Prepare for a big surprise! Seawolf is a player.

COMPANY: Electronic Arts
Requirements: 486


Seawolf SSN-21       When you dish out $60 for the newest whiz-bang simulation, you expect the heavens to move at the very least. When you plop down a trifling $9.95 for a CD-ROM “Classic” like SSN-21 Seawolf, the best you can hope for is an outdated program that might give you a change of pace from your usual fare. Prepare for a big surprise! Seawolf is a player.

Seawolf involves a “world crisis” scenario where you are ordered to hunt and kill Russian (see, it is a classic) boomers, Alfas, Oscars, frigates, landing craft, and whatever else they put in your way. You command a Seawolf class nuclear submarine, capable of astonishing underwater speeds. You have a choice of individual missions or the career plate. The missions are accompanied with a cheesy video clip of some computer programmers masquerading as news reporters. Once the mission begins, you utilize a waterfall display to isolate and classify the surrounding vessels. It always seems like the ocean is well-stocked with porpoises and whales. But somewhere, you can bet, there’s an Akula class boat or a bevy of missile frigates looking for you as well. Put out the towed array and begin the identification process.

The waterfall display can give you an idea of what’s out there, but referring to the pages of the identification codes and deciphering the corresponding code was really tasking. It consisted of a horizontal bar that displayed small hash marks in various combinations. The combinations could be daunting. There are something like twenty slots, and marks in different slot meant different contacts. Usually they indicated dolphins or biologicals. But counting the marks and comparing them to the manual simulates the ambiguous nature of target analysis. If that’s too much trouble for you, that’s okay because the game will ID the contacts for you if you can wait a little longer. When the targets begin to be classified, you maneuver into range for your torpedoes. For the targets that occupy the fringes of the battlefield, you can launch Harpoon, Sea Lance, and Tomahawk missiles. But the game usually takes on a very different aspect from the point at which you reveal your presence. You can usually take out three or four targets before your friendly sound man reports a “missile launch detected”. Take my word for it, those missiles are headed for you.

The torpedoes that assail you are avoidable, through timing and attentive maneuvering, but they tie you down and limit your response. To effectively evade, you must retrieve the towed array, because the boat won’t do over half power with it out.
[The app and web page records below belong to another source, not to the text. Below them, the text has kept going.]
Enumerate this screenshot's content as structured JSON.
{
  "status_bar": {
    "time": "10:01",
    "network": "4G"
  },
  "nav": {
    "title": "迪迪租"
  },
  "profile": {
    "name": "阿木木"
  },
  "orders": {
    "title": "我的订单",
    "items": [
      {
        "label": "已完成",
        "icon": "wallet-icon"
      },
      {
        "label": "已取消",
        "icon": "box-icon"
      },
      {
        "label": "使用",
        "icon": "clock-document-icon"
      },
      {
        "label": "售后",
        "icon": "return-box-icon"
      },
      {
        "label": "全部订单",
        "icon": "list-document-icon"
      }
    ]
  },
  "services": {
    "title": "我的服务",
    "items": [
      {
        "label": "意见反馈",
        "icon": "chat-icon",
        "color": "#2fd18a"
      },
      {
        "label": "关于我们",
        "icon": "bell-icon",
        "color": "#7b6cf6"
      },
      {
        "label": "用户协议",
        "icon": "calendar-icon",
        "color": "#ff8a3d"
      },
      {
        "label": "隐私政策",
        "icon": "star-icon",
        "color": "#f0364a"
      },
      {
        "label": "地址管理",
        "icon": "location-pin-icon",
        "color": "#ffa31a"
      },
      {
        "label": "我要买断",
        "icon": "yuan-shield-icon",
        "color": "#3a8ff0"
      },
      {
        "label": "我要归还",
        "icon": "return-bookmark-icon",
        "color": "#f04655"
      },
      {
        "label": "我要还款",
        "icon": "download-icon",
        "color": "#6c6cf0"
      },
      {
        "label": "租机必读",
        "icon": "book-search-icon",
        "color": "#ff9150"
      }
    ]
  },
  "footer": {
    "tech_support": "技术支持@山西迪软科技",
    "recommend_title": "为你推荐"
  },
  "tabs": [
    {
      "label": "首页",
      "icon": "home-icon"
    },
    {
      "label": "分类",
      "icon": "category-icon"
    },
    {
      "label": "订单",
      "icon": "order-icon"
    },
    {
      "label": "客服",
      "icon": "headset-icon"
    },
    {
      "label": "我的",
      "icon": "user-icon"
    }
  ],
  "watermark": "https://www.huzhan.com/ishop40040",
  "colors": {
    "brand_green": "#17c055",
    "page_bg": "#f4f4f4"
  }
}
And you need speed if you want to survive. Once the array is in, you can turn and burn but you can’t hear, and that means you can’t target and return fire. I don’t know how realistic this is, because this type of war has never been fought and recorded (and hopefully never will). You shoot through the depths and thermals and torpedoes trail you. At some point, if you’re good and lucky, things cool down and you can quiet down for another round.

A quick look through the periscope (don’t surface or you’re toast, man!) shows decent graphics. The enemy ships are usually bunched up, and a quick sweep will assist in IDing the enemy for a snap shot response. Your sub can sustain 3~4 hits before the crew begins breaking down and screaming “We’re all gonna die!”. In most missions, you can sweep the sea before you reach that point. But in the missions where you are assigned to protect a convoy of Allied surface craft from enemy subs or cruisers you have to be fast and deadly, and usually some of the friendlies swim under anyway.
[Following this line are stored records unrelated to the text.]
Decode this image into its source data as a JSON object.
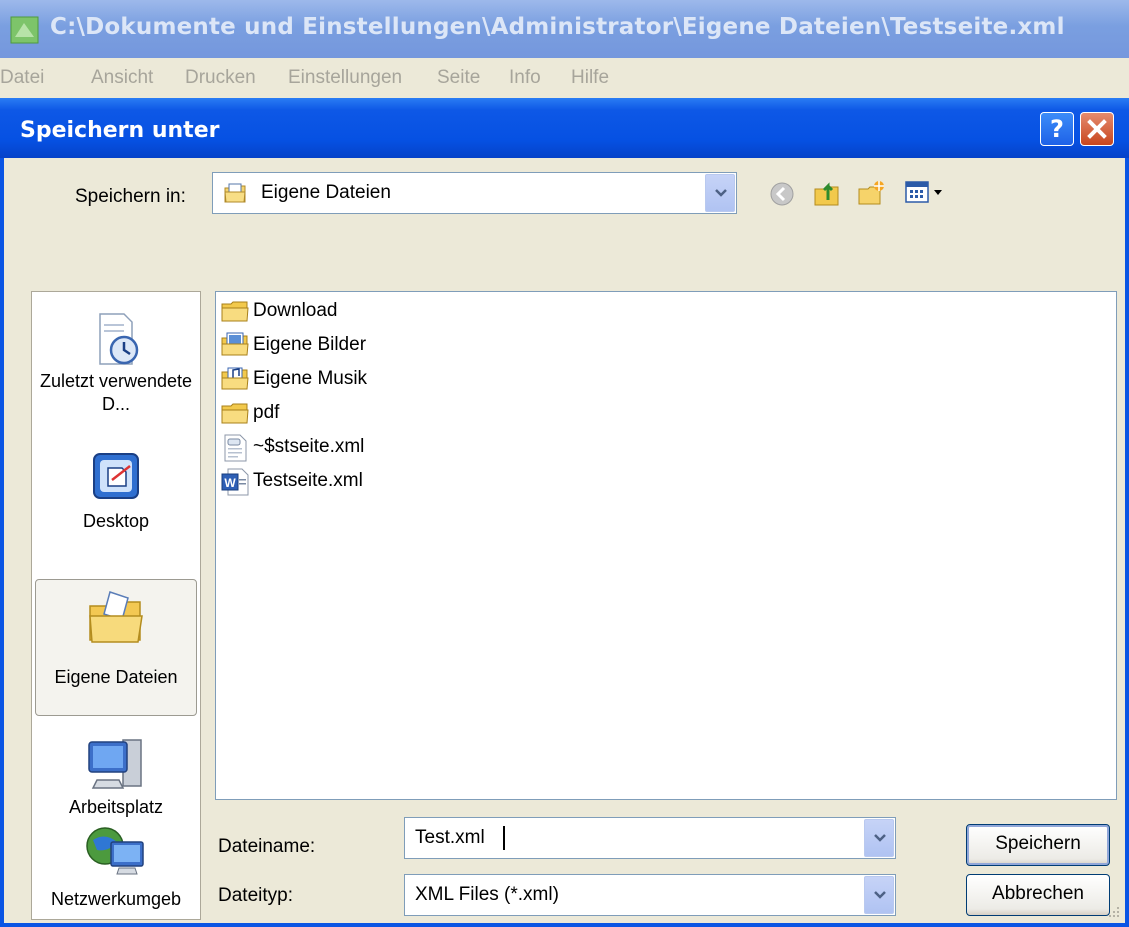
{
  "app": {
    "title": "C:\\Dokumente und Einstellungen\\Administrator\\Eigene Dateien\\Testseite.xml",
    "menu": [
      "Datei",
      "Ansicht",
      "Drucken",
      "Einstellungen",
      "Seite",
      "Info",
      "Hilfe"
    ]
  },
  "dialog": {
    "title": "Speichern unter",
    "save_in_label": "Speichern in:",
    "save_in_value": "Eigene Dateien",
    "places": [
      {
        "label": "Zuletzt verwendete D...",
        "icon": "recent-documents-icon"
      },
      {
        "label": "Desktop",
        "icon": "desktop-icon"
      },
      {
        "label": "Eigene Dateien",
        "icon": "my-documents-icon",
        "selected": true
      },
      {
        "label": "Arbeitsplatz",
        "icon": "my-computer-icon"
      },
      {
        "label": "Netzwerkumgeb",
        "icon": "network-icon"
      }
    ],
    "files": [
      {
        "name": "Download",
        "icon": "folder-icon"
      },
      {
        "name": "Eigene Bilder",
        "icon": "pictures-folder-icon"
      },
      {
        "name": "Eigene Musik",
        "icon": "music-folder-icon"
      },
      {
        "name": "pdf",
        "icon": "folder-icon"
      },
      {
        "name": "~$stseite.xml",
        "icon": "xml-file-icon"
      },
      {
        "name": "Testseite.xml",
        "icon": "word-xml-file-icon"
      }
    ],
    "filename_label": "Dateiname:",
    "filename_value": "Test.xml",
    "filetype_label": "Dateityp:",
    "filetype_value": "XML Files (*.xml)",
    "save_button": "Speichern",
    "cancel_button": "Abbrechen",
    "help_button": "?"
  },
  "colors": {
    "title_active": "#0A55E4",
    "title_inactive": "#7A9FE0",
    "dialog_bg": "#ECE9D8",
    "close_red": "#C8461E"
  }
}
The graphics of Seawolf are vintage 1993, but not really bad. The interface is very playable, through a series of mini-menus that serve pretty well. There is a terrific soundtrack to this sim that picks up tempo when the action gets hot. The game supports modem play and that’s a big plus in this reviewer’s book. Playing with a buddy is very three-dimensional. You know he’s out there, and he feels your presence, but detection is difficult. Occasionally the enemy fields a submarine that almost defies detection. After torpedoes assail you seemingly from nowhere you realize you’re not alone and the real hunt begins.

This sim has only a few negatives worth mentioning. First is the ever-present overhead mapview, that is a little too real-time to accept. Contacts age and disappear from it to some degree, but it can be relied on too much. It is useful, but adjustments could be made to keep it in line with real life. The program worked well, but it is one of the few that I needed a boot disk to play. And the waterfall bar display with its cryptic hash marks could have been a little better executed. At the least, the hash marks could have been numbered or color coded to assist in identification.

But niggling details aside, Seawolf is a good, solid subsim that is a terrific value for the money.


Rating:  76

Realism Historical Accuracy Graphics Sound/
Game play Repeat Play Program stability Multi- play
13/20 8/10 6/10 7/10 16/20 7/10 13/15 3/5


AI Bot running SUBSIM, what could go wrong?!